Scientists Probe Mystery of 1000 Year-Old African Coins on Australian Beach

April 1st, 2013 by


Dr. Ian McIntosh of Indiana University points to where the coins were first discovered by a WWII serviceman

This July, an archaeological expedition from Indiana University-Perdue University will comb the remote outback of the Wessel Islands, in hopes of finding clues on how 1000 year-old copper coins from an African sultanate ended up on the beach there. The coins, which date from as early as the 900s AD, were found by a WWII serviceman in 1944 as he fished along the beach. He put the coins in a small container, and forgot about them for 35 years.

In 1979, he sent them to be identified. In addition to the ancient coins from the Kilwa Sultanate near Zanzibar, he had found four coins from the Dutch East India Company, one of which dated to 1690. The Kilwa coins were the first coins minted in sub-Saharan Africa, and no one has any idea how they ended up on a beach off the north coast of Australia. Only one Kilwa coin prior to this has ever been found outside Africa- in Oman.

Dr. Ian S. McIntosh, with a grant from the Australian Geographic Society, hopes to discover the origin of the coins.

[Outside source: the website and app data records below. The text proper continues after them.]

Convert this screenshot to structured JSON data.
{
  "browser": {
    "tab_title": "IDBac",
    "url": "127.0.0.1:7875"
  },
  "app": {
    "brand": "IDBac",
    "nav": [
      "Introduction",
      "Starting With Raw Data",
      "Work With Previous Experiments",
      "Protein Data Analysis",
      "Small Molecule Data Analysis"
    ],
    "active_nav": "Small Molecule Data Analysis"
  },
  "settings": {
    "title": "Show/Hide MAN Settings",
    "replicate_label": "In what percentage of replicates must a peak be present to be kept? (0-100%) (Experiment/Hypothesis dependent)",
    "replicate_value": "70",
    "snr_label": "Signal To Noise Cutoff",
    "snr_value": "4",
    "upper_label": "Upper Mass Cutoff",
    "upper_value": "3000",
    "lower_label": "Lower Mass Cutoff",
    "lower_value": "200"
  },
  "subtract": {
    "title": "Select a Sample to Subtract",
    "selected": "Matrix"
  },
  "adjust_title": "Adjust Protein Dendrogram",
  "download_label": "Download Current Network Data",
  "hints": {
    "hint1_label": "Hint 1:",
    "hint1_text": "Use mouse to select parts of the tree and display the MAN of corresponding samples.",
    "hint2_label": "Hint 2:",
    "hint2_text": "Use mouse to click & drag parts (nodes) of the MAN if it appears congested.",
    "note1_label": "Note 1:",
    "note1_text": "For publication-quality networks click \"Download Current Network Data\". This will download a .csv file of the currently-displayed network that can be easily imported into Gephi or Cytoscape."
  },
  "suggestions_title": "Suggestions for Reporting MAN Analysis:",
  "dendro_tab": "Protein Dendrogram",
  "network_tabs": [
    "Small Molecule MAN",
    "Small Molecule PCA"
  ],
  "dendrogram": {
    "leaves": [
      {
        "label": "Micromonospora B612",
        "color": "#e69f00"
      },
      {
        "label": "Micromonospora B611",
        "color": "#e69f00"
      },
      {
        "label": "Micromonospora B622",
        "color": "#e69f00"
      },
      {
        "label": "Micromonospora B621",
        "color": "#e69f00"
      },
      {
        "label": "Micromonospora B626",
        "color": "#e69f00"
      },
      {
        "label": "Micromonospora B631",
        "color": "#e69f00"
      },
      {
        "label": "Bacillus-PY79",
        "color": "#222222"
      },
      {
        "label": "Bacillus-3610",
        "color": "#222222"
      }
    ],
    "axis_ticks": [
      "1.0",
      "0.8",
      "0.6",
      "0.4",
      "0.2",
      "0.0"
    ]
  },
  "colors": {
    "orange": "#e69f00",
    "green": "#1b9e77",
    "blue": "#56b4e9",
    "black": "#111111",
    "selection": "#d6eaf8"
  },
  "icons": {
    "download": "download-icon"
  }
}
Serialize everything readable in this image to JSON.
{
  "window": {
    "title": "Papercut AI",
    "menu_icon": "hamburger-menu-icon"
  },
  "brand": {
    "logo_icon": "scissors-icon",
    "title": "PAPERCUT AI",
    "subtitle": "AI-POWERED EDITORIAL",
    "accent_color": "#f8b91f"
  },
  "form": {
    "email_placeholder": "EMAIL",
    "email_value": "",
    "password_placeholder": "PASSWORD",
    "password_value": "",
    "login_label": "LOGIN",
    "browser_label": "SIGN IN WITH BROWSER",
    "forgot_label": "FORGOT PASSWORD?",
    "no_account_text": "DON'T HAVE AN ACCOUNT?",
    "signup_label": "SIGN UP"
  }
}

Perhaps it was a shipwreck from the ancient trade route between the East Africa and the Spice Islands of Indonesia?

Two Kilwa Sultanate coppers coins found in the Wessel Islands

Two Kilwa Sultanate coppers coins found in the Wessel Islands